“[One] reason why people avoid renter's insurance is the thought, ‘I don't have anything valuable worth protecting,’” Wissner-Levy said. But you might be surprised. Brandon Okita, vice president at FIA Insurance Services in Torrance, California, advises opening each drawer and closet in your home to take an inventory of your belongings. Once you start tallying up the value of each item — electronics, jackets, shoes and so forth — you’ll probably find that it would cost a lot more than you expected to replace everything. » MORE: The best renters insurance companies
3. Renters insurance can pay for housing after a disaster
“Most policies provide what’s called a ‘loss of use’ or ‘additional living expense’ benefit,” Schneider says. “It pays you if you are forced out of your apartment by a major claim — usually fire or extensive water damage — and you have to stay in a hotel.” Loss of use coverage can also pay for restaurant meals or other expenses associated with living away from home while it’s being repaired. » MORE: The best cheap renters insurance
4. It can protect your finances
Maybe you’re saving for a down payment on a house, or you’ve worked hard to get out of debt and build an emergency fund. The last thing you need is a lawsuit wiping out everything you have. “Let’s say you go golfing … [and] you hit someone in the head and they turn around and sue you,” Okita says. If a court deems you responsible, your renters liability insurance will typically cover costs up to the limit you’ve purchased, even if the incident takes place away from home. This coverage can also come in handy if your dog bites someone at the park, your child breaks a valuable heirloom at a friend’s house or a guest slips and falls inside your apartment. » MORE: Renters insurance quotes: What you need to know
5. It covers belongings away from home Many renters policies provide some coverage for your stuff even when it’s not at home.

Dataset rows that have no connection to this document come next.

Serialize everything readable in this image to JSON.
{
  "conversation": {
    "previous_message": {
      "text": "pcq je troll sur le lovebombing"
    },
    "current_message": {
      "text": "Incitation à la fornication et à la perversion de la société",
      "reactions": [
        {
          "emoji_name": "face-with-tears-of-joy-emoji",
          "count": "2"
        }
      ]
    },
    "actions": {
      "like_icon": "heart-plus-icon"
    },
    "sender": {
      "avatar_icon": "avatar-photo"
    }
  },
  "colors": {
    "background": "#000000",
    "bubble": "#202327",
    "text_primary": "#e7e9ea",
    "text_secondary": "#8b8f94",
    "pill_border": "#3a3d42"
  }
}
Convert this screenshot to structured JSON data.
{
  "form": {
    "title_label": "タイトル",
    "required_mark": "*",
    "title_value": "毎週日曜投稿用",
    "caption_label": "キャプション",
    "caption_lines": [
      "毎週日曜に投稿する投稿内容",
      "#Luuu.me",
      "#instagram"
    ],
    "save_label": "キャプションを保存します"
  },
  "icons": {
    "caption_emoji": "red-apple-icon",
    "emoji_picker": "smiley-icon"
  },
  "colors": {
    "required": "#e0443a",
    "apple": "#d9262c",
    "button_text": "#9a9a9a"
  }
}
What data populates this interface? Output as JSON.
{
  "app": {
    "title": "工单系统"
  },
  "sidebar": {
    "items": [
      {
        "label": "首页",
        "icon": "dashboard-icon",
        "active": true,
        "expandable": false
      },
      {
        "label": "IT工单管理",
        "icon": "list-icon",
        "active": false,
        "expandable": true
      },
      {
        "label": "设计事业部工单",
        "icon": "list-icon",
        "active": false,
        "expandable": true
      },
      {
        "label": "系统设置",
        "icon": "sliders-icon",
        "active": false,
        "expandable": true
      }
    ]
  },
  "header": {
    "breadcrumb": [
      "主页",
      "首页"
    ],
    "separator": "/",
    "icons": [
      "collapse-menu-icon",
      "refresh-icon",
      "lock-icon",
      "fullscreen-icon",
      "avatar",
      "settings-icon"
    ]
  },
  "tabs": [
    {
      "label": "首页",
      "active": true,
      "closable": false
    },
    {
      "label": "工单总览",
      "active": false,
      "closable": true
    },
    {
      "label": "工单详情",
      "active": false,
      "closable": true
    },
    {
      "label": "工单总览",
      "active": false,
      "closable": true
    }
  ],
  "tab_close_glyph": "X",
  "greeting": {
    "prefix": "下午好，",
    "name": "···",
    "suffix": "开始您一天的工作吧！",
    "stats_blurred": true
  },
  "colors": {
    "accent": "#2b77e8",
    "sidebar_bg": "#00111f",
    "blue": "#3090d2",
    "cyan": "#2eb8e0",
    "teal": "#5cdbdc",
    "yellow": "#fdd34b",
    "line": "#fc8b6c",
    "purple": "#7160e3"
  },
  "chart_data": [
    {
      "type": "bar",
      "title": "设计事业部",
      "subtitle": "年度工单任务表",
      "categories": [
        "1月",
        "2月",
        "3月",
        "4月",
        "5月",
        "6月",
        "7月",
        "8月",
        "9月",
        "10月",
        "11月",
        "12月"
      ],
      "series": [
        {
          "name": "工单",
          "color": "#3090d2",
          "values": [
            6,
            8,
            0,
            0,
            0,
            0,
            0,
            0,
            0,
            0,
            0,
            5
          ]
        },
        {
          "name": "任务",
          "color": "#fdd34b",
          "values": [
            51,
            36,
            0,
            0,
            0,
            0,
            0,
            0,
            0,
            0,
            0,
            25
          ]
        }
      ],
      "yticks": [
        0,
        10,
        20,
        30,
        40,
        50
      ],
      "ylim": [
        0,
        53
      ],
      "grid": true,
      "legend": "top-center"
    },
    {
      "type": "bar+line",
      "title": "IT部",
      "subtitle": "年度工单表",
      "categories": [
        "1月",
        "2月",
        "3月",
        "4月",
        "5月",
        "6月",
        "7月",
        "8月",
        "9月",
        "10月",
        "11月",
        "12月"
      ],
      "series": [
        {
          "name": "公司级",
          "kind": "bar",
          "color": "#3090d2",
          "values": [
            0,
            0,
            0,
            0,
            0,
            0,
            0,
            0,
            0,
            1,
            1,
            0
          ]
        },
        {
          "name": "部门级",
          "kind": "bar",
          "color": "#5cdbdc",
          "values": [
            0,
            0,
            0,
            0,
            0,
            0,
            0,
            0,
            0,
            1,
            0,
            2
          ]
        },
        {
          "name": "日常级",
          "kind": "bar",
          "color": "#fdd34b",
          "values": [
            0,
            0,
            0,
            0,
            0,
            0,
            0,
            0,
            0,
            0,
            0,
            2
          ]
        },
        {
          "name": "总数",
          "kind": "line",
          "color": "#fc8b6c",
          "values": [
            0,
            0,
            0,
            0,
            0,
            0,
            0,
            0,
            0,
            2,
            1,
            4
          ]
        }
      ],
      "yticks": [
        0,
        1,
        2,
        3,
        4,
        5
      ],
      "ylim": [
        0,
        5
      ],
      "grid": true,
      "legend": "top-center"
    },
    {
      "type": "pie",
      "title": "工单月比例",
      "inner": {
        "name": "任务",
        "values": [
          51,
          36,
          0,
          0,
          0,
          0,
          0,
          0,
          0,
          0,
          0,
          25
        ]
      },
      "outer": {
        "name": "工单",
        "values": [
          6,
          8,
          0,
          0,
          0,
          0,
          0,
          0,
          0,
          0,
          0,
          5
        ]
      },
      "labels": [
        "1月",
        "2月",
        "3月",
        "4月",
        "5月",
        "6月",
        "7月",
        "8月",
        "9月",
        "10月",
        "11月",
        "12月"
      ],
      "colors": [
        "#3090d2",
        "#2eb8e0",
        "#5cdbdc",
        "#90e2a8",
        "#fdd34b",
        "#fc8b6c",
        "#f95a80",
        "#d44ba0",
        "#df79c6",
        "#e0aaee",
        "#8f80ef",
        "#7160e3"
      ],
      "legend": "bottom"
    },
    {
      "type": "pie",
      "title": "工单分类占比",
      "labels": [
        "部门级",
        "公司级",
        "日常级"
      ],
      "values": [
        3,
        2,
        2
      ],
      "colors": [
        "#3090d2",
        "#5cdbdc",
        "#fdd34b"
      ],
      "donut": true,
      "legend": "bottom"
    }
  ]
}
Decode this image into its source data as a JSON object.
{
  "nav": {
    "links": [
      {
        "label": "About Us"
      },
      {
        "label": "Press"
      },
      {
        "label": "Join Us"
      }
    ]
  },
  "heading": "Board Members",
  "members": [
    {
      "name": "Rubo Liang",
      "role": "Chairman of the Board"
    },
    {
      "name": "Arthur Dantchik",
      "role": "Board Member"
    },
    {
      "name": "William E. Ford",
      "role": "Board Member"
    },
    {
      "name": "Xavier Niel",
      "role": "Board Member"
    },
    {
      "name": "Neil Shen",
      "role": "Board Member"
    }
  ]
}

“If your laptop was swiped at the neighborhood cafe, or your phone stolen on the subway, your policy could cover you,” Wissner-Levy said. (Keep in mind that it would make sense to file a claim only if the lost item were worth more than your deductible.) You may also have coverage for items in a storage unit, Okita says.
6. The cost may be less than you expect One common reason to avoid renters insurance is the cost.
“A lot of people are not looking for added expenses these days,” Schneider says. The average cost of renters insurance is $168 a year, or about $14 a month, according to Nerd Wallet’s rate analysis. But if you have a car, you could pay less by bundling your renters policy with your auto insurance, thanks to multipolicy discounts offered by many carriers. For example, Okita notes, a 5% bundling discount on a $3,000 auto policy would be $150, which would nearly pay for the average renters policy premium. You may also be eligible for discounts if your apartment has smoke detectors, burglar alarms or other safety and security devices. If the worst happens, you’ll likely be glad you paid for the coverage. In Nerd Wallet’s survey, 77% of renters whose landlords required them to buy renters insurance said they would likely buy a policy even if they moved to a different building where it wasn’t required. “Renters insurance is the best defense against things in life you have no control over,” Wissner-Levy said. “Once covered, most people see the benefits.” Frequently asked questions Is renters insurance legally required? What happens if you don’t have renters insurance? How much renters insurance do I need? About the author: Sarah Schlichter is a Nerd Wallet authority on homeowners, renters, auto and pet insurance. Read more METHODOLOGY The survey of 1,525 adults age 18 and older was conducted online by Russell Research on behalf of Nerd Wallet on Dec. 3-7, 2021. Of those respondents, 378 renters did not currently have renters insurance policies. The results have been weighted to be nationally representative. Any differences noted between subgroups have been tested at 95% confidence level.